Prostate with seminal vesicles and seminal ducts, viewed from in front and above; source: Gray's Anatomy
Researchers at Vanderbilt University Medical Center have now determined that prostate size may be a good way to gauge whether a low-risk prostate cancer will upgrade to more aggressive disease. Smaller prostates were more likely to evolve into more serious, aggressive disease. The finding was published in the Journal of Urology.
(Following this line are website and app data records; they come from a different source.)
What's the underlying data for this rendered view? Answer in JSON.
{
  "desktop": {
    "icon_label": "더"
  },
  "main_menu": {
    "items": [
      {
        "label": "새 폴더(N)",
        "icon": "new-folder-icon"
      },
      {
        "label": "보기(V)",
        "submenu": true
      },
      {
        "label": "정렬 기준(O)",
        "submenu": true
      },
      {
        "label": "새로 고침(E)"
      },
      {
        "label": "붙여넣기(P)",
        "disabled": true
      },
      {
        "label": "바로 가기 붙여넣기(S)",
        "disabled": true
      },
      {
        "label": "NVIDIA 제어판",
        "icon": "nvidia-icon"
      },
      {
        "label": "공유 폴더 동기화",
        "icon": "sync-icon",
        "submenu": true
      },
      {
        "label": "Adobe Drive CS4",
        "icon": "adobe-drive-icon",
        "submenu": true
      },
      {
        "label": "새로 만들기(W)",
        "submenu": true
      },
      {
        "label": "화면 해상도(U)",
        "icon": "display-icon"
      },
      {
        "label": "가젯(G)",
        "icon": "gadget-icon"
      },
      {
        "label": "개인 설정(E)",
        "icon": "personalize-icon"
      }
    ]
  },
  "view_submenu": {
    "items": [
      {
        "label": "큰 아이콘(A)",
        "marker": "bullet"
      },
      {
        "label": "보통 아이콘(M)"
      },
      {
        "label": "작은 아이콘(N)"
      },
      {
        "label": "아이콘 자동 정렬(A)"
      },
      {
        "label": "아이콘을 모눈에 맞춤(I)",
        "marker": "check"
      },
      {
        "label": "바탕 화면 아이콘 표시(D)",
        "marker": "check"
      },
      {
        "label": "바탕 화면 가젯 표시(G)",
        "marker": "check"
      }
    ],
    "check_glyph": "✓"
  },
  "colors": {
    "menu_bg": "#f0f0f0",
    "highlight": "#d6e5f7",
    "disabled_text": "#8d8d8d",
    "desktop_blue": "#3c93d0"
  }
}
The severity of disease after surgical removal of the prostate was assessed in 1,251 prostate cancer patients at the Vanderbilt Medical Center who were initially classified as having low-risk disease based on a biopsy. Of these men, 31% had a more severe form of prostate cancer after a final pathology assessment post-surgery. Gleason score upgrading was associated with worse pathological and cancer outcomes. Men with smaller prostates were more likely to have a higher Gleason score after surgery (P = .03). Men with prostate volumes in the 25th percentile were 50% more likely to be upgraded to more aggressive disease.
Isolating low-risk patients who may not need more aggressive treatment is important. The low-risk patients who are truly low-risk with slow-growing disease are candidates for “active surveillance,” or observation without any treatment. But some men with what is evaluated as low-risk disease do progress, and these account for many of the men who end up dying of the disease, the second leading cause of cancer death among men.
It’s still not possible to choose a treatment option based on prostate size, but these findings are a step in the right direction, giving physicians more evidence with which to make a more accurate assessment. Investigators are studying other potential markers to help separate seemingly low-risk patients who actually need more aggressive treatment and surgery from low-risk patients who would not benefit from such aggressive treatment because their disease is not life-threatening.
Larger-scale prospective trials of biomarkers and pathology characteristics are still necessary to identify these two types of patients.
1. Davies JD, Aghazadeh MA, Phillips S, et al. Prostate size as a predictor of Gleason score upgrading in patients with low risk prostate cancer. J Urol. 2011;186:2221-2227. Pubmed ID: 22014803